**Work order**:
Filter the entries for lines with the word "triggered".

Interface dataset entries
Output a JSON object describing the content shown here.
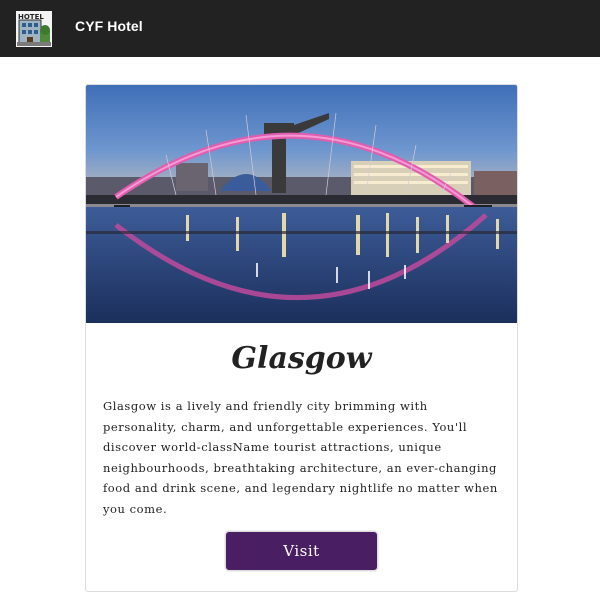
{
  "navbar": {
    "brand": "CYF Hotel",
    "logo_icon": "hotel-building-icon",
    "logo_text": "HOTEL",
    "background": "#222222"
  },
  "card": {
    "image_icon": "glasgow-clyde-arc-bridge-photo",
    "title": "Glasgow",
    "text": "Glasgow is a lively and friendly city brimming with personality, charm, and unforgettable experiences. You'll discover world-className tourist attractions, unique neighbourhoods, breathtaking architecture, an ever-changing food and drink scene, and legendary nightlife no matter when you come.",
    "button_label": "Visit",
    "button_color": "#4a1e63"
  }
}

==

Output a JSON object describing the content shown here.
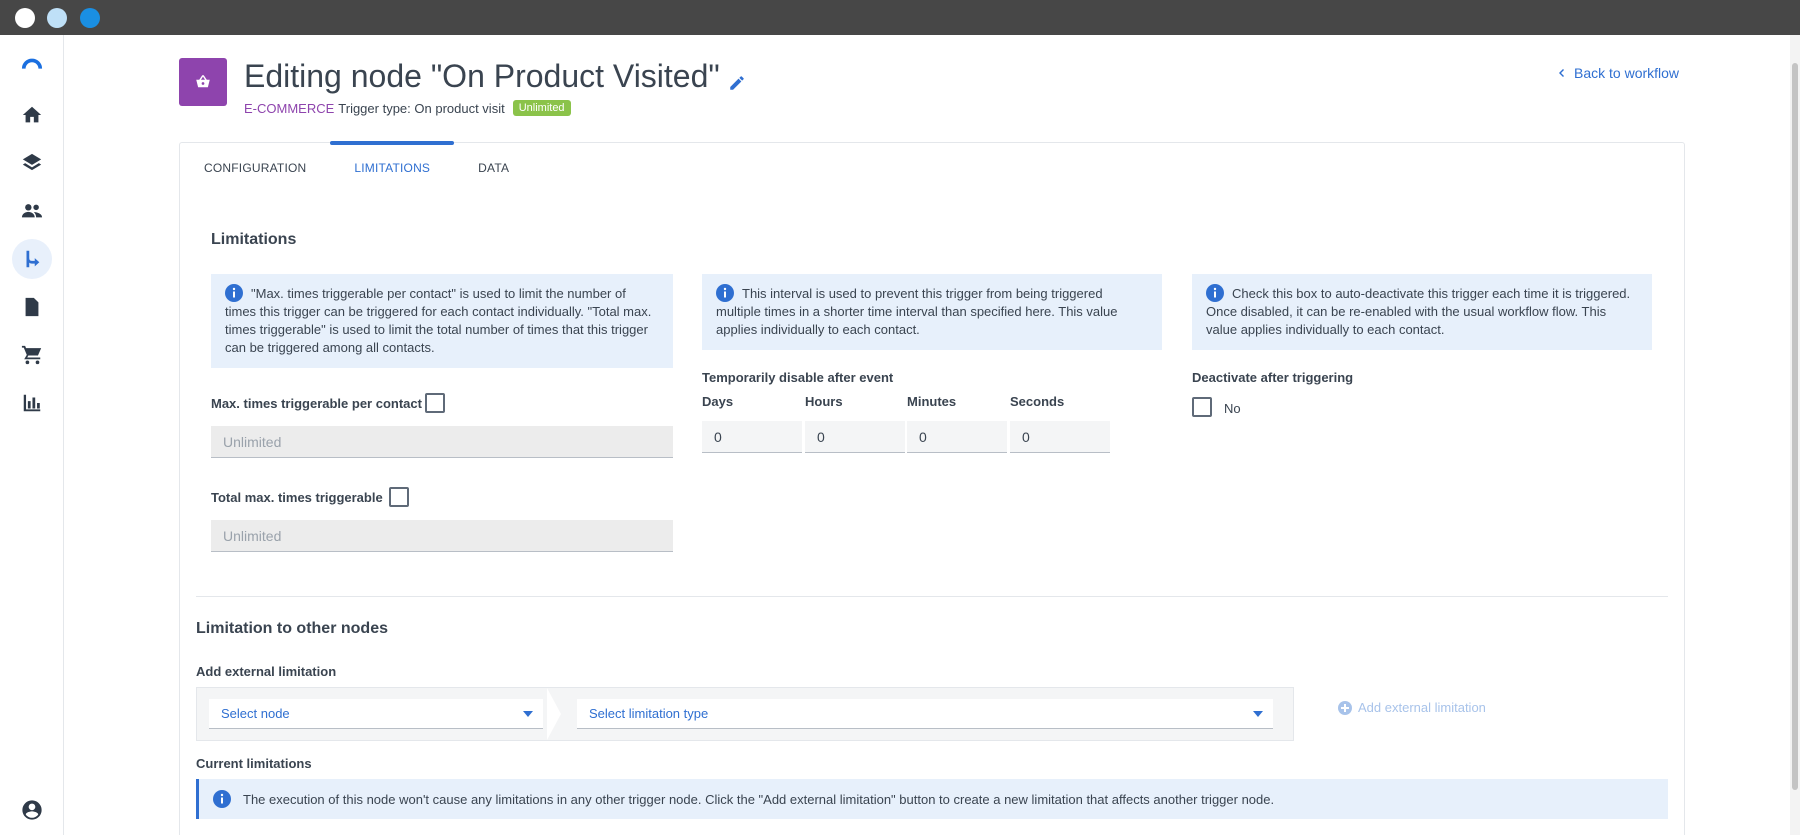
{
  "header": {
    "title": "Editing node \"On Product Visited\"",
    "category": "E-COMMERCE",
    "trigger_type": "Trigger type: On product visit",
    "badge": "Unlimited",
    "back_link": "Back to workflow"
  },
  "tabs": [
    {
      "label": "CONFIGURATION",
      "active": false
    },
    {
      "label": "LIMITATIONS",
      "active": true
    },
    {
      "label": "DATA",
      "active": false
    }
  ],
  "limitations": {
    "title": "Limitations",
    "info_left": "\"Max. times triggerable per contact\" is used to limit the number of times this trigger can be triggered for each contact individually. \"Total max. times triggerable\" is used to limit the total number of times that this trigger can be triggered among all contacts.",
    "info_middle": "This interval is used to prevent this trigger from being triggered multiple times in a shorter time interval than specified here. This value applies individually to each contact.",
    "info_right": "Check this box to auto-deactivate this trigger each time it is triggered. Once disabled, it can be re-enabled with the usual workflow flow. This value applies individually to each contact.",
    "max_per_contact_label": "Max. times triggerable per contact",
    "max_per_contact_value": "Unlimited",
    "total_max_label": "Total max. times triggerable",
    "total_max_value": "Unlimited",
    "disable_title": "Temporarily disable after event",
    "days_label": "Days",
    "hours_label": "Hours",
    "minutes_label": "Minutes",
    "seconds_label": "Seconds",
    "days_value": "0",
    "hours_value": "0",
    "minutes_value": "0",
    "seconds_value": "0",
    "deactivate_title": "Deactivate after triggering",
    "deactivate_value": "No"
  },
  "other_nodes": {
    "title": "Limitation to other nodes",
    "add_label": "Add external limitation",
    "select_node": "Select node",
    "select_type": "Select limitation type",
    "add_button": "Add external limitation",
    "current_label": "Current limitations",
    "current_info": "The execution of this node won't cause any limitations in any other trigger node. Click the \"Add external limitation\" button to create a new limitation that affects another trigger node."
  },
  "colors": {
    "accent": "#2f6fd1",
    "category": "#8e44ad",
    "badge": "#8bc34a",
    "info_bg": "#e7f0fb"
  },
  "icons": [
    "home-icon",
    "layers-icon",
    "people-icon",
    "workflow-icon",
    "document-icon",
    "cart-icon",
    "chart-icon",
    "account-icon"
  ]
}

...

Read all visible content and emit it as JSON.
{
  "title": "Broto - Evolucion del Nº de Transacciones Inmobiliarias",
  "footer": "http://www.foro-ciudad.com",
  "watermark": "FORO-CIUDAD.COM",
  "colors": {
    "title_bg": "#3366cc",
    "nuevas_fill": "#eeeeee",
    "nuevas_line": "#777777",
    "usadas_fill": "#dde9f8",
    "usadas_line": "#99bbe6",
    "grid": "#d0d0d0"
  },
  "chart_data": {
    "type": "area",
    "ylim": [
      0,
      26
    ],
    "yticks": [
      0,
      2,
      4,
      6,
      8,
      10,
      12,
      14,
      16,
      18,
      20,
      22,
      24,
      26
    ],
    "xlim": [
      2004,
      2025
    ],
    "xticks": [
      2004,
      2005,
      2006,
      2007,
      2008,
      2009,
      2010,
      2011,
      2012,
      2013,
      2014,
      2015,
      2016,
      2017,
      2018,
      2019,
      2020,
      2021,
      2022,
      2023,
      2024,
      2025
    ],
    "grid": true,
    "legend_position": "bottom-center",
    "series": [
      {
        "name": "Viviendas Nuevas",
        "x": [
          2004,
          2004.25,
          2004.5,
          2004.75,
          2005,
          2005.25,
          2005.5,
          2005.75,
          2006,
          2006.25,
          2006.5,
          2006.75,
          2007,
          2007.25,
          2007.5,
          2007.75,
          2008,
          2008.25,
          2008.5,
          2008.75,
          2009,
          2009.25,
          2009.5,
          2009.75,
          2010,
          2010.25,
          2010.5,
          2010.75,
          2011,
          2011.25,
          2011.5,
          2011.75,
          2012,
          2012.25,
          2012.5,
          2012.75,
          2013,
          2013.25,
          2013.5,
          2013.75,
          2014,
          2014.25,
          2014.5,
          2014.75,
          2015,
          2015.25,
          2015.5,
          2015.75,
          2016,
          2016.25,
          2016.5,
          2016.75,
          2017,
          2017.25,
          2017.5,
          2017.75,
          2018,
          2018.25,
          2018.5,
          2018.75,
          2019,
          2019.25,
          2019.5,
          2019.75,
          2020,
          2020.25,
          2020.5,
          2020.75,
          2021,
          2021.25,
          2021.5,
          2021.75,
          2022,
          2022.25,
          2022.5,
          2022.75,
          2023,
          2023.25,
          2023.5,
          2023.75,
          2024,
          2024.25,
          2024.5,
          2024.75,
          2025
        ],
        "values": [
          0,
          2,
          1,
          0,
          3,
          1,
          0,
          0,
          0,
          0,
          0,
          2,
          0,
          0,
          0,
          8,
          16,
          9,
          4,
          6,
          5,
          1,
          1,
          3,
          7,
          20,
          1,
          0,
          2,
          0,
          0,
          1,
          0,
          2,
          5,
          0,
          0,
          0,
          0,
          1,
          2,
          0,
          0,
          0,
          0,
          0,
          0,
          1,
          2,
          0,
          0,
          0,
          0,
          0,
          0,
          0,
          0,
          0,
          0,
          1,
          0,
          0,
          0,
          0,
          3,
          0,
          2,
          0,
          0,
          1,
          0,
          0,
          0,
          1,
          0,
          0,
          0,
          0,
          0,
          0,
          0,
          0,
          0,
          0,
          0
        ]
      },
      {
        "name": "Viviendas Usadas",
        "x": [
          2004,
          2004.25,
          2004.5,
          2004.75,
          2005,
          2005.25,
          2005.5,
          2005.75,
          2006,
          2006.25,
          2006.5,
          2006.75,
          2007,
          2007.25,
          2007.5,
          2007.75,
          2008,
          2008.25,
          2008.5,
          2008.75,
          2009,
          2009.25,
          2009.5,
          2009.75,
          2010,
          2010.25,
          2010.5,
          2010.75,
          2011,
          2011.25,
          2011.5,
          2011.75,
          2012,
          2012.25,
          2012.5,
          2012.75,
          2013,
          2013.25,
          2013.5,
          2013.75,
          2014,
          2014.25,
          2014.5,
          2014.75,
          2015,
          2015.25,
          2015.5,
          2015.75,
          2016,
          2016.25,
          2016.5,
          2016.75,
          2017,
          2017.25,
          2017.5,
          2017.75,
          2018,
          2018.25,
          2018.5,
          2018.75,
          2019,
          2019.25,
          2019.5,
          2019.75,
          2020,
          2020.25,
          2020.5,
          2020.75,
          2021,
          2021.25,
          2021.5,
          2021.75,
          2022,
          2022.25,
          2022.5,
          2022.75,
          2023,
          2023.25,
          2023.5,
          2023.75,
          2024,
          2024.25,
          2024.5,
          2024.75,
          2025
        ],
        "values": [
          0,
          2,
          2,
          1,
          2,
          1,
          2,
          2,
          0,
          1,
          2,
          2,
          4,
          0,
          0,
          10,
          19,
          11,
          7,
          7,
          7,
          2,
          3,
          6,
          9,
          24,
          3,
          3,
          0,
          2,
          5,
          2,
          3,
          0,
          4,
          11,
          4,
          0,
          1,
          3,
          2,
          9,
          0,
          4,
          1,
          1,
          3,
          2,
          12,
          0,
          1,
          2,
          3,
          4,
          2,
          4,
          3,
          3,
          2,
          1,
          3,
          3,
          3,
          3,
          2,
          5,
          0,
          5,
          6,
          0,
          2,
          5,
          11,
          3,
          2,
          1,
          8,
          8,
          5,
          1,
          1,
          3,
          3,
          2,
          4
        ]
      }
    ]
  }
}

**Result of this task**:
    "info_left": "\"Max. times triggerable per contact\" is used to limit the number of times this trigger can be triggered for each contact individually. \"Total max. times triggerable\" is used to limit the total number of times that this trigger can be triggered among all contacts.",
    "info_middle": "This interval is used to prevent this trigger from being triggered multiple times in a shorter time interval than specified here. This value applies individually to each contact.",
    "info_right": "Check this box to auto-deactivate this trigger each time it is triggered. Once disabled, it can be re-enabled with the usual workflow flow. This value applies individually to each contact.",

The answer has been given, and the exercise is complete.